A vote for Perry feels destructive — in the best sense, destructive of those things that seem to conservatives like they are the enemies of the state. A vote for Romney, to me, feels constructive. I’m open to having my mind changed on this, but Romney communicates the optimism and hope of Reagan, whereas Perry feels like a battleship in the culture war.
I also don’t think that Perry could win. This is not going to be a cakewalk. Electability is important. As the public gets to know Perry better, I firmly believe they’re going to like him less. And if he did win, would we spend 4-8 years making apologies and explanations for a President who says the Fed chairman is guilty of “treason”? A guy whose swagger turns off half the country, and half the world?
3. Finally, this is just an impression, a personal sense, but I feel a kind of falseness to Rick Perry. There is a kind of performance he presents in order to win the support of the religious right. And another performance to win the backing of the Tea Party. This doesn’t mean that he doesn’t believe the things he says he believes. He almost surely does. But I think Rick Perry believes, first and foremost, in Rick Perry. I hate to say this, but in many ways he feels like the mirror image of Barack Obama — a conservative, Texas farmer version of Obama, as far to the Right as Obama is to the Left, as anti-intellectual as Obama is fawningly pro-intellectual, but ultimately shifting and performing in order to advance himself. There is a kind of arrogance and self-interest in Rick Perry that I think people on both sides of the aisle should be able to recognize.
I realize many people say the same thing about Romney. But I haven’t seen Romney perform his religious beliefs in the way Perry has performed his. Maybe Romney has changed his views on a point or two, in part because of political expedience. But the whole of Perry feels rather like an act. Friends who know Romney (and know him well) say that he is, through and through, a man of great integrity. Friends who know Perry (and know him well) say that he is not. The word “slimy” comes up repeatedly.

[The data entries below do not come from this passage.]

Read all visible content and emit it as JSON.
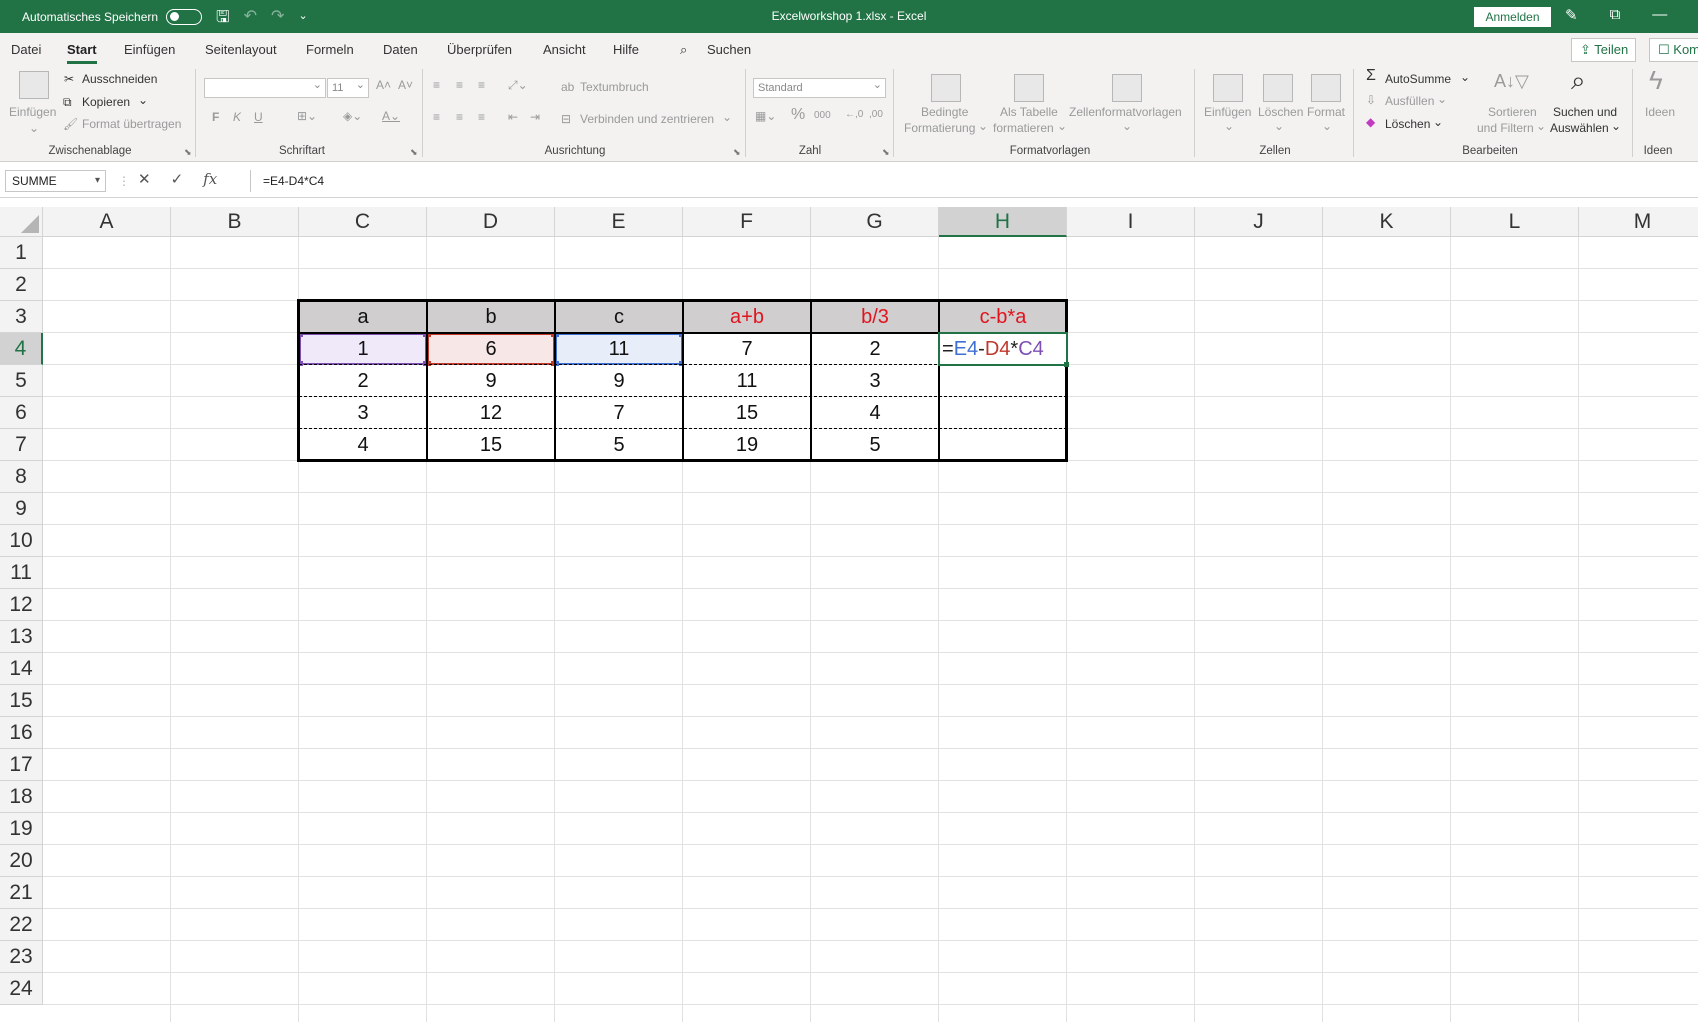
{
  "titlebar": {
    "autosave_label": "Automatisches Speichern",
    "title": "Excelworkshop 1.xlsx  -  Excel",
    "signin_label": "Anmelden"
  },
  "menu": {
    "tabs": [
      "Datei",
      "Start",
      "Einfügen",
      "Seitenlayout",
      "Formeln",
      "Daten",
      "Überprüfen",
      "Ansicht",
      "Hilfe"
    ],
    "active_tab": "Start",
    "search_label": "Suchen",
    "share_label": "Teilen",
    "comment_label": "Kom"
  },
  "ribbon": {
    "clipboard": {
      "paste": "Einfügen",
      "cut": "Ausschneiden",
      "copy": "Kopieren",
      "format_painter": "Format übertragen",
      "label": "Zwischenablage"
    },
    "font": {
      "size": "11",
      "bold": "F",
      "italic": "K",
      "underline": "U",
      "label": "Schriftart"
    },
    "alignment": {
      "wrap": "Textumbruch",
      "merge": "Verbinden und zentrieren",
      "label": "Ausrichtung"
    },
    "number": {
      "format": "Standard",
      "label": "Zahl"
    },
    "styles": {
      "conditional_1": "Bedingte",
      "conditional_2": "Formatierung",
      "table_1": "Als Tabelle",
      "table_2": "formatieren",
      "cell_styles": "Zellenformatvorlagen",
      "label": "Formatvorlagen"
    },
    "cells": {
      "insert": "Einfügen",
      "delete": "Löschen",
      "format": "Format",
      "label": "Zellen"
    },
    "editing": {
      "autosum": "AutoSumme",
      "fill": "Ausfüllen",
      "clear": "Löschen",
      "sort_1": "Sortieren",
      "sort_2": "und Filtern",
      "find_1": "Suchen und",
      "find_2": "Auswählen",
      "label": "Bearbeiten"
    },
    "ideas": {
      "button": "Ideen",
      "label": "Ideen"
    }
  },
  "formula_bar": {
    "name_box": "SUMME",
    "formula": "=E4-D4*C4"
  },
  "grid": {
    "columns": [
      "A",
      "B",
      "C",
      "D",
      "E",
      "F",
      "G",
      "H",
      "I",
      "J",
      "K",
      "L",
      "M"
    ],
    "selected_column": "H",
    "rows": [
      "1",
      "2",
      "3",
      "4",
      "5",
      "6",
      "7",
      "8",
      "9",
      "10",
      "11",
      "12",
      "13",
      "14",
      "15",
      "16",
      "17",
      "18",
      "19",
      "20",
      "21",
      "22",
      "23",
      "24"
    ],
    "selected_row": "4",
    "table_headers": [
      "a",
      "b",
      "c",
      "a+b",
      "b/3",
      "c-b*a"
    ],
    "table_rows": [
      [
        "1",
        "6",
        "11",
        "7",
        "2"
      ],
      [
        "2",
        "9",
        "9",
        "11",
        "3"
      ],
      [
        "3",
        "12",
        "7",
        "15",
        "4"
      ],
      [
        "4",
        "15",
        "5",
        "19",
        "5"
      ]
    ],
    "active_cell_formula": {
      "eq": "=",
      "ref1": "E4",
      "op1": "-",
      "ref2": "D4",
      "op2": "*",
      "ref3": "C4"
    },
    "ref_colors": {
      "E4": "#3f6fd0",
      "D4": "#c0392b",
      "C4": "#7d4fb3"
    }
  }
}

Again, I’m just beginning to observe Rick Perry. As a matter of intellectual integrity, I should keep an open mind. And I will. And I’ll write about this more as I sort through my feelings. But right now I’m not liking what I’m seeing. Sorry.